The Ethics Advisor supports our team to carry out research in line with the highest ethical standards and the applicable EU, international, and national law on ethical principles. We are committed to and ensure the respect of important EU values such as respect for human dignity, freedom, democracy, equality, the rule of law, and human rights.
Dr Ron Iphofen
Dr Ron Iphofen FAcSS is an Independent Research Consultant, and a Fellow of the UK Academy of Social Sciences, the Higher Education Academy, and the Royal Society of Medicine. Since retiring as Director of Postgraduate Studies in Health Sciences at Bangor University, he has advised several agencies within the European Commission, and a range of governmental and independent research institutions, including the Social Sciences and Humanities Research Council in Canada, and the National Disability Authority and the Institute of Public Health in Ireland. In addition, he was Vice Chair of the UK Social Research Association and now convenes their Research Ethics Forum.
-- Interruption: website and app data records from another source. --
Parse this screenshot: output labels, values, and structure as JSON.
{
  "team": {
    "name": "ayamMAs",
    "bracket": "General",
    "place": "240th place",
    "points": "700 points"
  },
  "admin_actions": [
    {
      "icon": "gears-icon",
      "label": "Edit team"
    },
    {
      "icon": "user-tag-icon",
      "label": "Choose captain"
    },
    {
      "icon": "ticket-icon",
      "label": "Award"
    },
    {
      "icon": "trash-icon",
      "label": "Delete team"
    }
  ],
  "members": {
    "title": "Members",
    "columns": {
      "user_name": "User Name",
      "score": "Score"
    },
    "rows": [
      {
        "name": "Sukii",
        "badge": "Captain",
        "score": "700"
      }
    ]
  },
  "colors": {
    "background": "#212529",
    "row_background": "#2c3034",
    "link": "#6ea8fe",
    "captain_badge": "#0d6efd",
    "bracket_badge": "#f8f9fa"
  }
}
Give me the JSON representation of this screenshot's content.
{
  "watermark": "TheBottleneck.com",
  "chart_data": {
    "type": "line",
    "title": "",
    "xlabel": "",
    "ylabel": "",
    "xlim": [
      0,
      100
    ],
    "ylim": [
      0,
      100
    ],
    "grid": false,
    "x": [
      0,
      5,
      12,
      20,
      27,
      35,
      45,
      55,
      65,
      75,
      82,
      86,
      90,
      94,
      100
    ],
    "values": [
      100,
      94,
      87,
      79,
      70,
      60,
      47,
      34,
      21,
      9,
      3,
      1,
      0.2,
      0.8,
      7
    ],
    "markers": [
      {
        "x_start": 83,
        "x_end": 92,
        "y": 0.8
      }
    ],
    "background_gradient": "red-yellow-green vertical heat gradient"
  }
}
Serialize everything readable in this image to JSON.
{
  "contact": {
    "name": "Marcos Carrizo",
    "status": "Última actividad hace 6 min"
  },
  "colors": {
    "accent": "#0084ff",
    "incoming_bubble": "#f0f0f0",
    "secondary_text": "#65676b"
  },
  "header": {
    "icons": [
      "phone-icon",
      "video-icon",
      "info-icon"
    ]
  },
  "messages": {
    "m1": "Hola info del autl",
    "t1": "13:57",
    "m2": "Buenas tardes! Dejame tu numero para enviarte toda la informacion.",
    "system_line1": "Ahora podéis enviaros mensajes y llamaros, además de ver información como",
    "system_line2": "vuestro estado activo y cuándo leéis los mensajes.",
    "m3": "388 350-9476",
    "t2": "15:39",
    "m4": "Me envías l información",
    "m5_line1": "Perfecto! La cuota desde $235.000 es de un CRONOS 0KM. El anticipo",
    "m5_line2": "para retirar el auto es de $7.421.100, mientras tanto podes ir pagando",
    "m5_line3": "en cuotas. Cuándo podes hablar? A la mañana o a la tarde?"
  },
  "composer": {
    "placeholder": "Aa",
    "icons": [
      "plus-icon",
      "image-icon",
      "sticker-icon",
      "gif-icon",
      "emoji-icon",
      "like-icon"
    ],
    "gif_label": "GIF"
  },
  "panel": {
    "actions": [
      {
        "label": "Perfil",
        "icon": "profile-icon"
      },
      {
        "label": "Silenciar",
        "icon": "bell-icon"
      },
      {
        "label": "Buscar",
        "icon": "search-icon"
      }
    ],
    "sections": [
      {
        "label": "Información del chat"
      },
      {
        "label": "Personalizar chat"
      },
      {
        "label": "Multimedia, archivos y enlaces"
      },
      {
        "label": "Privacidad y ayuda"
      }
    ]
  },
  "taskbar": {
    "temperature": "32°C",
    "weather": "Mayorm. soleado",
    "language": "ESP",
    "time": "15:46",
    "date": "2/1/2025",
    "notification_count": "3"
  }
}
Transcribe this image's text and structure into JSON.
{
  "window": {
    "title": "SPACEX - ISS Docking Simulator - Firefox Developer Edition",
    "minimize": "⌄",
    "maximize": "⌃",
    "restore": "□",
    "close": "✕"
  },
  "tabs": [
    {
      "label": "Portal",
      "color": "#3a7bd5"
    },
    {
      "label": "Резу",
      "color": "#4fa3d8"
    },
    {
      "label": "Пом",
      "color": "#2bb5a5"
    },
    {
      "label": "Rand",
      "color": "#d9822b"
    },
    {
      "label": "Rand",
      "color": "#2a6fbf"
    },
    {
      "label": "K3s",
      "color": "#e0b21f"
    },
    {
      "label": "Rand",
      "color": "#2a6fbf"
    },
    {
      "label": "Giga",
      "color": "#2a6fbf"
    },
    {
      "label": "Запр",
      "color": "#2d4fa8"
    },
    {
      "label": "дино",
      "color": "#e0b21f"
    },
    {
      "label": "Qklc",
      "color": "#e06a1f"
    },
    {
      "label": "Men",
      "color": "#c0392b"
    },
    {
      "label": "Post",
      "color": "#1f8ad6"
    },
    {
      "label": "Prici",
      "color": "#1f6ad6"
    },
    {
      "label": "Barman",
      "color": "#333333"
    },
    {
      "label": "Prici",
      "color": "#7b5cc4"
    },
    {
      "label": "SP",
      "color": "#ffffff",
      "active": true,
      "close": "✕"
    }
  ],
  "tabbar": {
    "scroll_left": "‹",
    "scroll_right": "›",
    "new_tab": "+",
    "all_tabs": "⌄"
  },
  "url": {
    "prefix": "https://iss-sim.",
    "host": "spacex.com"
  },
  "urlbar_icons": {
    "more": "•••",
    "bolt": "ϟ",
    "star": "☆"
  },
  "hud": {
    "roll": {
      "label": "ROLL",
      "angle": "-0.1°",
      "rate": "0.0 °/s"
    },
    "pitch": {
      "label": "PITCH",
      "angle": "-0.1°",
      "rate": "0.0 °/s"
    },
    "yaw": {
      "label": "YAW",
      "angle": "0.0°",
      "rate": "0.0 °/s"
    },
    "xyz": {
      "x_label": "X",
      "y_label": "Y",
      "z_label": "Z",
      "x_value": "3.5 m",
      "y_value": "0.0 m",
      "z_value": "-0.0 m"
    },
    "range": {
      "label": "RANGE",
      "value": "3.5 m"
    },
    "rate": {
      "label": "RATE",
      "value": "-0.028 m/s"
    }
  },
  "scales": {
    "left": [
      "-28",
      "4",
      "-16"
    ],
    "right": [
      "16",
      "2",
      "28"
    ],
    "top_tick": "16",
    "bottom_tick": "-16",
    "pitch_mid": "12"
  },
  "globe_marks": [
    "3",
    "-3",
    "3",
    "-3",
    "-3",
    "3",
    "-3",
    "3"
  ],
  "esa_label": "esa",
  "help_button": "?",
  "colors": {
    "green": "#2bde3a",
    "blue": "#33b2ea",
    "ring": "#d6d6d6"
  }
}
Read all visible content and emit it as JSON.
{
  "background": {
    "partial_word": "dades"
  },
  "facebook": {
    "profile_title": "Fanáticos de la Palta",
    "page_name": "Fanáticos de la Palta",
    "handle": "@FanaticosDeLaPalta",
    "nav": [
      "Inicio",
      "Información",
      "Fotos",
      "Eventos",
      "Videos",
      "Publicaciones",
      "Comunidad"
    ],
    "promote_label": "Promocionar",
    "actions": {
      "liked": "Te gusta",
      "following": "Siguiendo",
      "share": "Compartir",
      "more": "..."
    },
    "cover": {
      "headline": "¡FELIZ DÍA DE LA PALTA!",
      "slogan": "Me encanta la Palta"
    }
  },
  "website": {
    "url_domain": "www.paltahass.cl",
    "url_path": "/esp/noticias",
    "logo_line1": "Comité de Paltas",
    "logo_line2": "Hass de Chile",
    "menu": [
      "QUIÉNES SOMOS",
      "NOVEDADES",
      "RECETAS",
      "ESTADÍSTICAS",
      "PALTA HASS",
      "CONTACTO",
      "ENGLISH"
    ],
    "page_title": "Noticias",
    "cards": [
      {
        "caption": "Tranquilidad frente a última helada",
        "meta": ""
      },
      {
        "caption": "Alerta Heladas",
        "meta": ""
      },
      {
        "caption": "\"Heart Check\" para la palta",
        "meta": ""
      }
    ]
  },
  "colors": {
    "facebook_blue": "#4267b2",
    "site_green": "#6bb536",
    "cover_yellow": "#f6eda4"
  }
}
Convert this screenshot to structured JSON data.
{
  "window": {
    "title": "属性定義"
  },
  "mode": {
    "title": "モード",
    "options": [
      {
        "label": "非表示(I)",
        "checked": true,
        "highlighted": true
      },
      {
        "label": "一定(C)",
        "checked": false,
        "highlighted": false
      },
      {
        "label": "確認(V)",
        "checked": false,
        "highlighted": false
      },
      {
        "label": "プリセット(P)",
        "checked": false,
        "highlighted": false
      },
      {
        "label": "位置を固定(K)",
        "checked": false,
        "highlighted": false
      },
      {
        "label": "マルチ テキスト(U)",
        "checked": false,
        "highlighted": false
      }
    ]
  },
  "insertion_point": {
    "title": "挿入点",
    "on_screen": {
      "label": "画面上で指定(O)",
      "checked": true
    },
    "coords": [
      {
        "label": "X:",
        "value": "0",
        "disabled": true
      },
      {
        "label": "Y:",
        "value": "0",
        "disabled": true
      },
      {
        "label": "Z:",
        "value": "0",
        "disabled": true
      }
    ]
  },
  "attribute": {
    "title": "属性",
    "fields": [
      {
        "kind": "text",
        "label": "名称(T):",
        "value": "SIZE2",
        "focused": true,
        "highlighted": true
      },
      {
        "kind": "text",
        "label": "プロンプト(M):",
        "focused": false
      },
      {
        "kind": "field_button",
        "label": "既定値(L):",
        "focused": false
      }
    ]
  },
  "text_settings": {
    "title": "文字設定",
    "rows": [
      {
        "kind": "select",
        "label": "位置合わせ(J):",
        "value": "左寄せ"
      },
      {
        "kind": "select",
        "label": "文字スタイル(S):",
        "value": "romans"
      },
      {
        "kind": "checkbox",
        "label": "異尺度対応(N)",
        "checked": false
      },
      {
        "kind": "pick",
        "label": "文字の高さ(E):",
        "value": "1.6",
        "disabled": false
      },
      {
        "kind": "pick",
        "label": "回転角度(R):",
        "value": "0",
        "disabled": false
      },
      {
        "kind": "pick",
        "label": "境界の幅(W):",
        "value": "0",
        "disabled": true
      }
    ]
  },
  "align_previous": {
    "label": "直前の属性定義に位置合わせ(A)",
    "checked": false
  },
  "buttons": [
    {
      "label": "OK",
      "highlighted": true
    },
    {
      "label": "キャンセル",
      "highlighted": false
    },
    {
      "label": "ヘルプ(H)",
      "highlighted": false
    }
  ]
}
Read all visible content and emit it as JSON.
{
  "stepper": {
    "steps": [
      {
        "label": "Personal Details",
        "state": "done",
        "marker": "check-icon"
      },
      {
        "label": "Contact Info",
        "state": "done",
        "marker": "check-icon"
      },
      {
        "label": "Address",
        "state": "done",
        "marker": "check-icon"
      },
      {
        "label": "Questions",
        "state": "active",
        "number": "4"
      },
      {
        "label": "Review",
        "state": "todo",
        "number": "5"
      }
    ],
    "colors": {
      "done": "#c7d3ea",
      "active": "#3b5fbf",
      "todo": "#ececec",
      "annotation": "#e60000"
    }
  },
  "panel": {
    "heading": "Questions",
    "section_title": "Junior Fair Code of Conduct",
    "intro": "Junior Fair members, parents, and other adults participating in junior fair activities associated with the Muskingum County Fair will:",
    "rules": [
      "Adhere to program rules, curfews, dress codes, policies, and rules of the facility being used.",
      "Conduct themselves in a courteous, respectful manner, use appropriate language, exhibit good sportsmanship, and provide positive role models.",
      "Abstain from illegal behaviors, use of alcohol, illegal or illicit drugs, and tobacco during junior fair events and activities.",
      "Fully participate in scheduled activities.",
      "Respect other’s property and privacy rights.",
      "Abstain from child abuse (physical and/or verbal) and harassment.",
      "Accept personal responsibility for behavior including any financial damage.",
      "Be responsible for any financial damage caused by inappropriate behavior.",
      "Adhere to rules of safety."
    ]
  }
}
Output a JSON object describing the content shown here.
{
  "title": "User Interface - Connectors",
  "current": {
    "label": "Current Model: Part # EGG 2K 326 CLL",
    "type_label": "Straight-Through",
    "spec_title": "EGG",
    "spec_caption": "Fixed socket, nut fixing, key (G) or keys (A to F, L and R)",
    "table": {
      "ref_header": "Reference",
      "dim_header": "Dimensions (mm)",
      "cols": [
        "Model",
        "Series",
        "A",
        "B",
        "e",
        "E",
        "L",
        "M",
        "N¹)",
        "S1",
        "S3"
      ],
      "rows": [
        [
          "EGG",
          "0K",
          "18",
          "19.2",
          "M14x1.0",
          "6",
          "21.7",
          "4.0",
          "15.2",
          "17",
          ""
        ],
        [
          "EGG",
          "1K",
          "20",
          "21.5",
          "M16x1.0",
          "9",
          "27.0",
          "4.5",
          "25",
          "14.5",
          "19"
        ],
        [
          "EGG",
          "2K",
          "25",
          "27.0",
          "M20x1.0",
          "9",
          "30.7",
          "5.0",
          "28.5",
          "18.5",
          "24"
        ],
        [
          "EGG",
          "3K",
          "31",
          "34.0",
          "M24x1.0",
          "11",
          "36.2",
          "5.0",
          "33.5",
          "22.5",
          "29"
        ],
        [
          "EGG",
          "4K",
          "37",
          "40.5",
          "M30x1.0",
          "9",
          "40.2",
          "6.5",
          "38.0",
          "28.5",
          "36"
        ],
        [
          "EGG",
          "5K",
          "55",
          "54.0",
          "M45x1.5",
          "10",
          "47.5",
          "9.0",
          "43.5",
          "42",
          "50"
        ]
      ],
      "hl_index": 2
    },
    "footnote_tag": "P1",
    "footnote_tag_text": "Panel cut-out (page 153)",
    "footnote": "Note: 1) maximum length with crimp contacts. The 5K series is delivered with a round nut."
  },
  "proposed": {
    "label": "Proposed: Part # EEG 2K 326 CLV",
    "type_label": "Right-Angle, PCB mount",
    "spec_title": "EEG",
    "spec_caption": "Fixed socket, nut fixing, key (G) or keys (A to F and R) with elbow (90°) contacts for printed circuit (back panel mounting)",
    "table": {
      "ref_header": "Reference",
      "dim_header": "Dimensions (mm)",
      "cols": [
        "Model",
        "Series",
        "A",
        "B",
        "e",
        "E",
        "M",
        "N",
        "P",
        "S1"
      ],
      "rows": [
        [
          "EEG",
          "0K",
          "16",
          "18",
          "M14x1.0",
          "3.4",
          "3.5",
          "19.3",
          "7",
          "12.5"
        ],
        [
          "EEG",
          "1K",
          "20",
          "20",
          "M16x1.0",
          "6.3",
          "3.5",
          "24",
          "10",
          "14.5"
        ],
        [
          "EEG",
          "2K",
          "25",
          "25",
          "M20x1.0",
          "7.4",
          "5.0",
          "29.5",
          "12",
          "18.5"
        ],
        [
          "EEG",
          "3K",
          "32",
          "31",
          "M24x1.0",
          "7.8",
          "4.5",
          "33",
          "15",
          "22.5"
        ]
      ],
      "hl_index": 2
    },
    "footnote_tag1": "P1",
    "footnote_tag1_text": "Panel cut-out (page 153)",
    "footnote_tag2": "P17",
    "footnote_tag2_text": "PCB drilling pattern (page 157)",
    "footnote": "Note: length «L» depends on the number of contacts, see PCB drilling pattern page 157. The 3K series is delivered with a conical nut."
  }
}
He has also advised several projects of the European Commission, including the RESPECT project, on pan-European standards in the social sciences, and was recently the principal investigator for the PRO-RES Project, an EU-funded project influencing policy on research ethics and scientific integrity across all non-medical sciences.
Dr Iphofen's books include Ethical Decision Making in Social Research: A Practical Guide, Palgrave Macmillan (2009/2011), and the book series Advances in Research Ethics and Integrity Emerald (2017). Furthermore, he co-edited the SAGE Handbook of Ethics in Qualitative Research (2018) with Martin Tolich, and edited the SPRINGER Nature Handbook of Scientific Research and Integrity (2020). He also co-edited three open-access publications for the PRO-RES Project: Ethical Issues in Covert, Security and Surveillance Research, and Emerald Publishing (2022).